Billy Woods: Iceman was a decent enough movie, but kinda underwhelming considering the actors they had and the story they had to work with. Take Ray Liotta as Roy DeMeo, one of the most notorious hitmen/mafia figures of his time; we get a couple good scenes, but it never really all comes together. Or Michael Shannon as Kuklinski; I mean, he does his best, but the writers really didn't give him a lot to work with. In a movie like this, you either need some great scenes (like in Abel Ferrara's The Funeral or Bad Lieutenant) or some real insight into the character's mind (Dahmer or Cobb). Those movies are all flawed to some extent, but still manage to be memorable long after seeing. Iceman plays it so close to the script that afterwards, there really is not much to remember.
2. Being a Big Time Professional Music Writer, I—of course—asked them about Yeezus:
Billy: Regarding the Kanye record, honestly, I have not heard a single song, not because I hate Kanye or anything—he is a great producer and a decent rapper—I just have never really been interested in his albums. The last one I owned was College Dropout, the last one I heard was Late Registration. I don't really download music like that, and when someone sent me the link, I asked if it was any good and their response was "It's a Kanye record," so I just didn't bother. So that's a really long-winded way of saying, "I am out of touch with pop culture.”
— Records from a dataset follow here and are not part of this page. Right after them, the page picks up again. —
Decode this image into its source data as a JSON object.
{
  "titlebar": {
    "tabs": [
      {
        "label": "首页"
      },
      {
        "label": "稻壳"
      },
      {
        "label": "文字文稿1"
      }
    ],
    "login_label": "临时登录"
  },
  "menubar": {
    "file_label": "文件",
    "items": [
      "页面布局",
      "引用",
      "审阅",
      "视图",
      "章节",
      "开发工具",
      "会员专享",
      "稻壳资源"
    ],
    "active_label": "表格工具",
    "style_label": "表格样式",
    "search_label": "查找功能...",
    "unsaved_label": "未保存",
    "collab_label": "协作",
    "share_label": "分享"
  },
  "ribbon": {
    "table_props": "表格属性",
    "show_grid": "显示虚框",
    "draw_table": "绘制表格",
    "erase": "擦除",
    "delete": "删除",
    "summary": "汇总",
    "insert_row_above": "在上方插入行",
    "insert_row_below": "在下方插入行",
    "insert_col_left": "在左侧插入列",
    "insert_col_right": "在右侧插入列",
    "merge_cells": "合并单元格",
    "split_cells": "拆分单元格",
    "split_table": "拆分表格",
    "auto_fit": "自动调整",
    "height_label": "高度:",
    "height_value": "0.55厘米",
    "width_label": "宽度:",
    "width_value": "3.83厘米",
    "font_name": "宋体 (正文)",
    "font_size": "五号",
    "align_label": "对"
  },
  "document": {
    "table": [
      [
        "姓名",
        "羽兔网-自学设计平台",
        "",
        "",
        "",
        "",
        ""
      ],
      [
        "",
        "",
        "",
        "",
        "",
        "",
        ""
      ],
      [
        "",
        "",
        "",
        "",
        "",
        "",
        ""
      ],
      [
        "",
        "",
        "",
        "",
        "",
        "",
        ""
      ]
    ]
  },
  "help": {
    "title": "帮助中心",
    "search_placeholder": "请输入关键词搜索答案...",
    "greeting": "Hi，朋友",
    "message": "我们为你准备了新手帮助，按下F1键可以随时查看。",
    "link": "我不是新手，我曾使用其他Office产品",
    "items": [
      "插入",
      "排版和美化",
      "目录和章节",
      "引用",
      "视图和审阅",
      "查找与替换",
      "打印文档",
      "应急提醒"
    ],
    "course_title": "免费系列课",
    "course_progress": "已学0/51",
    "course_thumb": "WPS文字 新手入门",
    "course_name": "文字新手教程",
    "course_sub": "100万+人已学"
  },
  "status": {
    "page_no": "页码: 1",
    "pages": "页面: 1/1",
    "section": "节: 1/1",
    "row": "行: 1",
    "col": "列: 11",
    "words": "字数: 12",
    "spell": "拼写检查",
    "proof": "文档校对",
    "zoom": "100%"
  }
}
[Blockhead had so many feelings, or (more realistically) so many people were bugging him about it, that he devoted a blog to the subject.]